Exercise description
Filter the material below down to the lines with the word "selected" and give those lines.

╭─ Task inputs

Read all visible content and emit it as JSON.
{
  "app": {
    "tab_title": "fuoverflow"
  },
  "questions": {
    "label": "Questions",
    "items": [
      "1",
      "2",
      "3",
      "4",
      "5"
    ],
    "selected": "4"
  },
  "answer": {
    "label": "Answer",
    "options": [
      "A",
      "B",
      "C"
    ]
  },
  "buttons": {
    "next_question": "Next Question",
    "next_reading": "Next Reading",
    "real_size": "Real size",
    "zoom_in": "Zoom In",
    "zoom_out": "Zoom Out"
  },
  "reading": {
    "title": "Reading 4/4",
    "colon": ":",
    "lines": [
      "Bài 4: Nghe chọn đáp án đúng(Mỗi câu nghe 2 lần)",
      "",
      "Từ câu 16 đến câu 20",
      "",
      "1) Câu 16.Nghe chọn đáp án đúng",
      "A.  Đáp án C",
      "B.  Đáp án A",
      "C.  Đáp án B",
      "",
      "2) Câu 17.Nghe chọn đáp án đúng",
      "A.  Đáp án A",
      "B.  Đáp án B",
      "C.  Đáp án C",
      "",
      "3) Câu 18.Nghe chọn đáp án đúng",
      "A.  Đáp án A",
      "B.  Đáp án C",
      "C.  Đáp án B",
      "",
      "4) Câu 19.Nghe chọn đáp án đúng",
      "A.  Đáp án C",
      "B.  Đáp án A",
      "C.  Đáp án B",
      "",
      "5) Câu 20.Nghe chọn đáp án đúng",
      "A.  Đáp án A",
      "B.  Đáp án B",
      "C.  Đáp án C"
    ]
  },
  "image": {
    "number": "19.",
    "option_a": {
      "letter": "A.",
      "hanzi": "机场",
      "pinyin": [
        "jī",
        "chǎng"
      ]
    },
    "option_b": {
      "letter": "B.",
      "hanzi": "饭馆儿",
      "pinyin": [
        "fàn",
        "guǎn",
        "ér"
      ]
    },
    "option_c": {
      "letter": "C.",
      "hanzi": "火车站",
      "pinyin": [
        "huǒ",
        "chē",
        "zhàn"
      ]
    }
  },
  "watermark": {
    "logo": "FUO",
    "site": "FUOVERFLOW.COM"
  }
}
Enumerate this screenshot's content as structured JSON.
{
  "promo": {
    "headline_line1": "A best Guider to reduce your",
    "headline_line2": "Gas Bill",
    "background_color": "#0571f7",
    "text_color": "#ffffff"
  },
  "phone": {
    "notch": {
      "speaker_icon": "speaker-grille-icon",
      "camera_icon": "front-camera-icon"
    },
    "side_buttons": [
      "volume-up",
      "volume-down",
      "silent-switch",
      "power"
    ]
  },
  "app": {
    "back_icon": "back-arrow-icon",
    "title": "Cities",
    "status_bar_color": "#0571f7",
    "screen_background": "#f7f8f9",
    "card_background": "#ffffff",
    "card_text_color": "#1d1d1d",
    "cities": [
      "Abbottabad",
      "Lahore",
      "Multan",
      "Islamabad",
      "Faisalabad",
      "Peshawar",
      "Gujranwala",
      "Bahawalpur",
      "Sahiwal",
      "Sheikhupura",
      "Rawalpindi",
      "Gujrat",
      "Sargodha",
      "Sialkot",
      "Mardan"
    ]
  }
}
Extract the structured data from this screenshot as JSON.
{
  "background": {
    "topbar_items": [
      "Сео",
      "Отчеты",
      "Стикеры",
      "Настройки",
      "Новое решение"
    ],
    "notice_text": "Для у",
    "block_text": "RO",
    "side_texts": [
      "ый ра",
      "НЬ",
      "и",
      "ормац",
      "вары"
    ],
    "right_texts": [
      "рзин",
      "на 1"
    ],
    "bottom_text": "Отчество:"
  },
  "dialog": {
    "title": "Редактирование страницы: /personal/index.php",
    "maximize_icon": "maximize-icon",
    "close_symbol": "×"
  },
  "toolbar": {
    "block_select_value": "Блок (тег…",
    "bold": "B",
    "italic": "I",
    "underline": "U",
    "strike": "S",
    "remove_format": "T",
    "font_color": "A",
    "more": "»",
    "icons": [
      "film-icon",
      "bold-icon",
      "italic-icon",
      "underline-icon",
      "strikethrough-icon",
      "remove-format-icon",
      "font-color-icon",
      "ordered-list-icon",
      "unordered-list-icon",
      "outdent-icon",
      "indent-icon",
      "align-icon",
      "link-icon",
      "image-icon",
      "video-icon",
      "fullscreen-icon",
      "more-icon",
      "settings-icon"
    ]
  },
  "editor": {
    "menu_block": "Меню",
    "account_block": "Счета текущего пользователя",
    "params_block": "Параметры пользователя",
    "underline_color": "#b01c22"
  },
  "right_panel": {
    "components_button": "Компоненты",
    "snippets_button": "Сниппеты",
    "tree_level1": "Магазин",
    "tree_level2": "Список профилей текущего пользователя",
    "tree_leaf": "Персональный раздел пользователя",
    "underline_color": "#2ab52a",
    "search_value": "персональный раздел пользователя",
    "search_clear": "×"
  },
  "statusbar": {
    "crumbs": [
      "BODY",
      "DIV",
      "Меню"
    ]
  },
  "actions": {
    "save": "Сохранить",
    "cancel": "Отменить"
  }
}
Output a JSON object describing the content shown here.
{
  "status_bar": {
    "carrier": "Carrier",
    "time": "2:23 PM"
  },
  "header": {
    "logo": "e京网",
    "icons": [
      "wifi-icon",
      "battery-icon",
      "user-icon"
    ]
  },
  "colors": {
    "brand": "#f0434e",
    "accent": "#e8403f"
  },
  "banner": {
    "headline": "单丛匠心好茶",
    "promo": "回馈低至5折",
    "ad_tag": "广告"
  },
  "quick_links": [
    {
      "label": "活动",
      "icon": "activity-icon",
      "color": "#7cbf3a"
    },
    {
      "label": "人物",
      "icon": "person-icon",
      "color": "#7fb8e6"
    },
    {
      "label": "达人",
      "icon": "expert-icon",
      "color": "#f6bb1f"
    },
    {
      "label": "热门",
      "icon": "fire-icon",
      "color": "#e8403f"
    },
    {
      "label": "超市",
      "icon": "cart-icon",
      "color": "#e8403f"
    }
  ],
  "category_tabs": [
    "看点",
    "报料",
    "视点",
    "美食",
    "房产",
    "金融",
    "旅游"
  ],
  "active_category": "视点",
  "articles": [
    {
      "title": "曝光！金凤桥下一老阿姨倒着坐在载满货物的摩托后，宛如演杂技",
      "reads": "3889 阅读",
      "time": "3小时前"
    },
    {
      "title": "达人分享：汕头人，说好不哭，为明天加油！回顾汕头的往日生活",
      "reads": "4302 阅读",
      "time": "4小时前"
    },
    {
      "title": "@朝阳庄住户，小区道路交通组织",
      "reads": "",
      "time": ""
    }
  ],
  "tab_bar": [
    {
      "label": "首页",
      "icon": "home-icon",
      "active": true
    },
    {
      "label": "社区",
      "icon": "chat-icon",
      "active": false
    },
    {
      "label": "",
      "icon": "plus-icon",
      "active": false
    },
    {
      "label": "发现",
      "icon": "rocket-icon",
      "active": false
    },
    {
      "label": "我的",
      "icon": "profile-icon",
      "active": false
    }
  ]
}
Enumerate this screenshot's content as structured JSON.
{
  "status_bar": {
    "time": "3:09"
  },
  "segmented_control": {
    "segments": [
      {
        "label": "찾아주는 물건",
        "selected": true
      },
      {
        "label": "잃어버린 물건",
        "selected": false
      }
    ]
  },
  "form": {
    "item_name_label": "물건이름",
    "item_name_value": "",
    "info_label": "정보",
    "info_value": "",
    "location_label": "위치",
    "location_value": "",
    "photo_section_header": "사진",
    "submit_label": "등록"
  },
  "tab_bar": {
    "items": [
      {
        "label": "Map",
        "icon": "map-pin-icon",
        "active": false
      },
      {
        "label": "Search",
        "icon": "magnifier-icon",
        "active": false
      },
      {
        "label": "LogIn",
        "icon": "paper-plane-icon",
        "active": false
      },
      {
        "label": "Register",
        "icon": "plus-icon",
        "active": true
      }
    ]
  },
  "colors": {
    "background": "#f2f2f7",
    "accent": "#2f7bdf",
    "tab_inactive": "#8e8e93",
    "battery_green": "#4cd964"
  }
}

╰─

Written response
    "selected": "4"
        "selected": true
        "selected": false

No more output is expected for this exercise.